Reports from China and Vietnam suggest that the virus is infecting increasingly large groups of the population and health officials are concerned that it may have mutated into a highly contagious strain.

The Government will close schools and cancel public events in an attempt to contain the epidemic, should it reach our shores.

The World Health Organisation has warned that “the world is now in the gravest possible danger of a pandemic”, while the CCS believes that 700,000 Britons could die if the infection takes hold in this country.

Officials are preparing official advice on how to contain the disease and reduce the risks of catching it, including hygiene, avoiding groups of people and staying indoors.

- add your comments to this story

Sponsored by The Nursing Portal Top Of Page
Saturday, 25 June 2005 11:36
BNN: British Nursing News Online ·
Job shortages threat
The British Medical Association (BMA) has warned that thousands of trainee medics could quit the NHS because of a shortage of training posts.

A survey for the BMA found that out of 235 doctors looking for work a third had not been offered a training post after their current contracts end in August.

This was due to increasing numbers of newly qualified doctors and medics from overseas seeking training posts, but was also linked to changes in the training system.

Commenting on the problem, Mr Simon Eccles, chairman of the BMA’s Junior Doctors Committee, said:

“It’s a huge irony that the UK is short of doctors, hospitals are overstretched, and still there aren’t enough training posts to go round. People are queuing up to study medicine, and thousands of doctors from overseas want to work in the NHS. It’s absurd that such a huge amount of talent – which has cost millions of taxpayers’ £to nurture - could go to waste. The government seems to think that doctors will be content with jobs that provide no training, but our research shows many will leave the NHS instead”.

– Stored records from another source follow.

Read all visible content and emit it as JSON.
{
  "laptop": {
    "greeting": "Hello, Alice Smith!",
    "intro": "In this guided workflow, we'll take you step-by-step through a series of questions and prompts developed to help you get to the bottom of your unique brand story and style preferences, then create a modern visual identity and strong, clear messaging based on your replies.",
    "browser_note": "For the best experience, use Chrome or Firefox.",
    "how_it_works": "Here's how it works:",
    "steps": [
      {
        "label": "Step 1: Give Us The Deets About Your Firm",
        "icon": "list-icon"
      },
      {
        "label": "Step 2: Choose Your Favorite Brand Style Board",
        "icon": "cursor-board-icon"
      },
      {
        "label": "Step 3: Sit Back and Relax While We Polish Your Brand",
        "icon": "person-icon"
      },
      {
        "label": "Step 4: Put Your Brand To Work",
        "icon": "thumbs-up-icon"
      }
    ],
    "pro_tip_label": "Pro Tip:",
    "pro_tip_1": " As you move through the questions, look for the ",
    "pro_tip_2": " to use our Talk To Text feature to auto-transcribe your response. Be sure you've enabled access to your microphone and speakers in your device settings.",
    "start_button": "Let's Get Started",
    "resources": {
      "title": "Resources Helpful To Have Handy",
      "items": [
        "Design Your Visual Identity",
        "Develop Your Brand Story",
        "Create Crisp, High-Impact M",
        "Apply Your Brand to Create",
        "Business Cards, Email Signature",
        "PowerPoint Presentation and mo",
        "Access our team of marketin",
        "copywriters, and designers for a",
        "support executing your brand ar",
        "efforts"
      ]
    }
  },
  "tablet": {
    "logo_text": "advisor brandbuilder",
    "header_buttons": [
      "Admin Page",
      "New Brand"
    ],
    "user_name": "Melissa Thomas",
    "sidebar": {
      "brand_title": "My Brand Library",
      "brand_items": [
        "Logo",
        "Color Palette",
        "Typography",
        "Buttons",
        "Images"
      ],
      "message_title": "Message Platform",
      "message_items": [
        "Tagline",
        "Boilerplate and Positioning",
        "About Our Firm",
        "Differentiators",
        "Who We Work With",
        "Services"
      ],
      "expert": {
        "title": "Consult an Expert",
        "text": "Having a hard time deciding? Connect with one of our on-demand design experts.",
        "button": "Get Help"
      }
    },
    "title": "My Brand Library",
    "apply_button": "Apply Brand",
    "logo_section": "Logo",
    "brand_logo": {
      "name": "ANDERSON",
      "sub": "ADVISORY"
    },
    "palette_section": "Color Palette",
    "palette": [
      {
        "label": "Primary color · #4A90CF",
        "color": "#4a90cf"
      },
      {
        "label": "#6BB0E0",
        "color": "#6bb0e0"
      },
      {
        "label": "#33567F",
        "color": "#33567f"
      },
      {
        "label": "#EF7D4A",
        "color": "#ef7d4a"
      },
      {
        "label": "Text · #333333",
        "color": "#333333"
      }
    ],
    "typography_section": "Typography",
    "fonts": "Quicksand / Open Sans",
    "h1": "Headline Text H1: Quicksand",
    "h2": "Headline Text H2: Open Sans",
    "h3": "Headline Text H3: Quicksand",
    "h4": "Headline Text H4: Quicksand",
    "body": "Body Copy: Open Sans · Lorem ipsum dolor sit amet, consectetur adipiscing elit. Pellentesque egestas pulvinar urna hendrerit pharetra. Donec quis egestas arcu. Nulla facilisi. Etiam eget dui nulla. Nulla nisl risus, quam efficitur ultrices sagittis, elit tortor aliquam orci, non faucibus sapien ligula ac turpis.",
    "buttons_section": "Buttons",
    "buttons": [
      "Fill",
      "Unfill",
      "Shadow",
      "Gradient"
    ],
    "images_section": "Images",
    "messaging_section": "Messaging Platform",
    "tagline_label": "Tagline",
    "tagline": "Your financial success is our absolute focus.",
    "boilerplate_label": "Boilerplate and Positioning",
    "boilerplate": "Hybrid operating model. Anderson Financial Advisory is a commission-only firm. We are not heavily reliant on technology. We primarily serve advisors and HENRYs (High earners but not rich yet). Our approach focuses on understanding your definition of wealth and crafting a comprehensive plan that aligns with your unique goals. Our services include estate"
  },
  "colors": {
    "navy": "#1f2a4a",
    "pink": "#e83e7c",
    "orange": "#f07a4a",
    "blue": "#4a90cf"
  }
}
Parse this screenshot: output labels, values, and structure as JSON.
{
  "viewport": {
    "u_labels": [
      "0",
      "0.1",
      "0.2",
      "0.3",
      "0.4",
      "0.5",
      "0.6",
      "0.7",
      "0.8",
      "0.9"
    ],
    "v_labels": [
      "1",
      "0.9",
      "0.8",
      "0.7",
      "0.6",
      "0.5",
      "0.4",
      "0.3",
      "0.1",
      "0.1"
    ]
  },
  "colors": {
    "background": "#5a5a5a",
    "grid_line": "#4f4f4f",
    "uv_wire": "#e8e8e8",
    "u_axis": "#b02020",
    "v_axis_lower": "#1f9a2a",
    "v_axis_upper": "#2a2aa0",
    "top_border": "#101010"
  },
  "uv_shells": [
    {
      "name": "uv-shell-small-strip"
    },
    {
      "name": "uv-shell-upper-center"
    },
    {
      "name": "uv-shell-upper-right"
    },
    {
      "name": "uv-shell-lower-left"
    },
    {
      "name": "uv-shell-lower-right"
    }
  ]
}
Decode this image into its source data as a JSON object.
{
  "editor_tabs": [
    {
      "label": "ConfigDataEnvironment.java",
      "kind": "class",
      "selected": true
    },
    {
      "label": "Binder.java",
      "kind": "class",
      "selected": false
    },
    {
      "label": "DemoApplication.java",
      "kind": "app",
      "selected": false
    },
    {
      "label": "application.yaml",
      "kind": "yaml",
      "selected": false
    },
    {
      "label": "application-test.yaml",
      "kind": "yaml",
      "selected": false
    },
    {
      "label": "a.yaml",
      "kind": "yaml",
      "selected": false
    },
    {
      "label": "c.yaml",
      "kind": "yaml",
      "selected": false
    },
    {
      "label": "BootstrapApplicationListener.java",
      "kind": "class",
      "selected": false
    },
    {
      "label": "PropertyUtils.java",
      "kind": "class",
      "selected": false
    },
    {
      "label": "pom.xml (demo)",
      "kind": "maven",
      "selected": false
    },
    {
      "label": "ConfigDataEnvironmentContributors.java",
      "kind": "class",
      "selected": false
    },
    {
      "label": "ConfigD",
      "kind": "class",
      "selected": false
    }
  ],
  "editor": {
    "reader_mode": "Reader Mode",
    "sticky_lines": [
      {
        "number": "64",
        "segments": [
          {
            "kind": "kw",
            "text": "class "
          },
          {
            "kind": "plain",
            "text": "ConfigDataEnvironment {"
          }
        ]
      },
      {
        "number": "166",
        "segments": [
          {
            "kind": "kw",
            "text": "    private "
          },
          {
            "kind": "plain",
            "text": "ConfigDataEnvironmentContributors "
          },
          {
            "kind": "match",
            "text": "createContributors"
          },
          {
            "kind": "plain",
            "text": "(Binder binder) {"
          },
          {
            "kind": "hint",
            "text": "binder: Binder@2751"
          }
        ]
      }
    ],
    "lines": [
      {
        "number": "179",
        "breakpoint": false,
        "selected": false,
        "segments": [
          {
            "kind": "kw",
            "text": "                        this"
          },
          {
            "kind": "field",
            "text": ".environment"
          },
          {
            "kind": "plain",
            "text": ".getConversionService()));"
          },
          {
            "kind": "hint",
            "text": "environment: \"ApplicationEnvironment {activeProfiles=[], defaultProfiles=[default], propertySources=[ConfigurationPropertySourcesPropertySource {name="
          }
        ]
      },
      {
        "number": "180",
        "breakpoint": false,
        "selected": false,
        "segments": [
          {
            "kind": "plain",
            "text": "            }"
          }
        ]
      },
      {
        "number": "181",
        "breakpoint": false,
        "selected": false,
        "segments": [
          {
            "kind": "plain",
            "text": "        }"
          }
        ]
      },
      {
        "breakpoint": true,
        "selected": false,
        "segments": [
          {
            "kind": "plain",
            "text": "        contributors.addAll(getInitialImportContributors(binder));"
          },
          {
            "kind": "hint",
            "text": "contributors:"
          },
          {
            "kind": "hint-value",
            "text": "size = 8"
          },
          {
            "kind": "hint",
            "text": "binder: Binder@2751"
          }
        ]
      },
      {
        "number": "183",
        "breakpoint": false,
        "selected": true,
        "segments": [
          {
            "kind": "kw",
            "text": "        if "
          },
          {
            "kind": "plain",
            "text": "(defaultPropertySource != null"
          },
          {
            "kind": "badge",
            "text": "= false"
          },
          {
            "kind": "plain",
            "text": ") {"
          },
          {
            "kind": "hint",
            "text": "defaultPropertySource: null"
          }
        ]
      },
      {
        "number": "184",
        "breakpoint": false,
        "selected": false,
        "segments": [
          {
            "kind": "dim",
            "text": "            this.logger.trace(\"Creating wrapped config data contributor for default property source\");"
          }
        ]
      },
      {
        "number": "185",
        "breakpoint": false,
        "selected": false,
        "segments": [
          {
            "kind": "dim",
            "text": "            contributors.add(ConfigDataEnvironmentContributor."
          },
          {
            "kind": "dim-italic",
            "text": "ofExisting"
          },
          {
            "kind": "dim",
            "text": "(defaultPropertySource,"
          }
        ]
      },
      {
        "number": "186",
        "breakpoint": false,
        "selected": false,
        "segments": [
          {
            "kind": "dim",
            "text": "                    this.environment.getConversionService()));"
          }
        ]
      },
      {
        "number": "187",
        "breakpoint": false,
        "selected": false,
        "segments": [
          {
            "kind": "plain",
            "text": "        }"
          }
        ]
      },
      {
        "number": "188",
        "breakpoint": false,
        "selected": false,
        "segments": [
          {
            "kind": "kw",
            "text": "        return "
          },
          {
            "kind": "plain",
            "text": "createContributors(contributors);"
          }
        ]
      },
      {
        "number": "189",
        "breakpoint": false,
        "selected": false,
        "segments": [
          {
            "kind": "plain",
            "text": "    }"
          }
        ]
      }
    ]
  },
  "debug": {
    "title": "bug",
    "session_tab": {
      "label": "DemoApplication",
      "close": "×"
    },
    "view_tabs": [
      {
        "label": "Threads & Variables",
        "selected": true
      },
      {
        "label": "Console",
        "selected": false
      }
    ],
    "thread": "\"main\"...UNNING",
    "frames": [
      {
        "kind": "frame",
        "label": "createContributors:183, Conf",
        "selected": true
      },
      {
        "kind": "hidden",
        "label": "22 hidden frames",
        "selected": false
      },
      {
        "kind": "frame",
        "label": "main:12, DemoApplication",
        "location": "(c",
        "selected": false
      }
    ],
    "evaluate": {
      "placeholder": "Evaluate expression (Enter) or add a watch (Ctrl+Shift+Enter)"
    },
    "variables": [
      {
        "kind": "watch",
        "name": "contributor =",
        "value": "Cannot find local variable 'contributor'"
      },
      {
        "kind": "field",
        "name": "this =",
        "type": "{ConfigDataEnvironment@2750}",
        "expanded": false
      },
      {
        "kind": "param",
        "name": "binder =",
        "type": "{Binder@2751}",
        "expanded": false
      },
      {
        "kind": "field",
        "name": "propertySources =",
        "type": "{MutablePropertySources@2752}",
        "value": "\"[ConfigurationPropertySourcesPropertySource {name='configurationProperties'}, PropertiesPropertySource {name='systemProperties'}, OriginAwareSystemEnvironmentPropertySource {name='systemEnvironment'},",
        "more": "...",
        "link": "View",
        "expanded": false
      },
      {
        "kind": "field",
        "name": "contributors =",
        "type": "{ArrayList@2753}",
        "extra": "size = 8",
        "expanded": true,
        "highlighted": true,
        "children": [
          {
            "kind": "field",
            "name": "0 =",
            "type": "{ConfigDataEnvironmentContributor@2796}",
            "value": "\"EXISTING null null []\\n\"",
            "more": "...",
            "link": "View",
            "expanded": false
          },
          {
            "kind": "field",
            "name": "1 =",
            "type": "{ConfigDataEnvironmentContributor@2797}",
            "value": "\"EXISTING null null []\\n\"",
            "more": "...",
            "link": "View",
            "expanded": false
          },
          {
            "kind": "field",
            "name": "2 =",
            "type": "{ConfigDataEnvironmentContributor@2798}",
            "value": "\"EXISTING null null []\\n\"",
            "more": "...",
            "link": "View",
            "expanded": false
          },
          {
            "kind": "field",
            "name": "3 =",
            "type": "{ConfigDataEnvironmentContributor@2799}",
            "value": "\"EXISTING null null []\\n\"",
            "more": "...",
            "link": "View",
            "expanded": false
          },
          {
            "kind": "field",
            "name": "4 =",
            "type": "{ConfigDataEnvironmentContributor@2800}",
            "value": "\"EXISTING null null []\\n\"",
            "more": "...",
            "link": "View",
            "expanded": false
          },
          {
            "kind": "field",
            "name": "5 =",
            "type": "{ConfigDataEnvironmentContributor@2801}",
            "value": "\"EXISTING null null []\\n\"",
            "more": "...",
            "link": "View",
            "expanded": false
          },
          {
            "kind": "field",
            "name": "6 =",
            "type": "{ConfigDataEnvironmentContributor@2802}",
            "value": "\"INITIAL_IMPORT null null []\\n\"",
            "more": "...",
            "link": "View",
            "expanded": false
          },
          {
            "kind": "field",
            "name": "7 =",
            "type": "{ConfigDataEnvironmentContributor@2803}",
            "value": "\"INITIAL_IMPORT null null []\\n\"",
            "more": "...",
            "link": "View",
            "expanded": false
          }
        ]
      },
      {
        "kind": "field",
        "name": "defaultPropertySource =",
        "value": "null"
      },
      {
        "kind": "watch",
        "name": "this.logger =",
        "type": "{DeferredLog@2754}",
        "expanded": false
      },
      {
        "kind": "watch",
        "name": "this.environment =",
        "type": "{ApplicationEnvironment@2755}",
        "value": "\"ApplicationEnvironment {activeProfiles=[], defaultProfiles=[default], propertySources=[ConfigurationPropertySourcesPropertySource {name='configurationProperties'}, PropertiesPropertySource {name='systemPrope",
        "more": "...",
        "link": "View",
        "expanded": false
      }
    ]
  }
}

The issue will be discussed at the BMA’s annual conference in Manchester next Monday (27 June, 2:35pm) where a motion warns of the creation of a new “lost tribe” of doctors.

- add your comments to this story

Sponsored by The Nursing Portal Top Of Page
Latest News Stories 3 4 5 6 7  Previous News Stories

Home   Top   Disclaimer    Site Credits

Nursing Jobs | Just for Nurses | Nursing Agencies List | Charles Bloe Training
Nursing Portal | Nursing Events | Brutish Nursing | British Nursing Websites
Website Development and SEO Services


NHS Discounts
Nurses Reconnected

   UK Nursing. Copyright, Design and Content, © 1999 - 2019. All rights reserved Back To Top Of Page
Click here if you need to advertise to nurses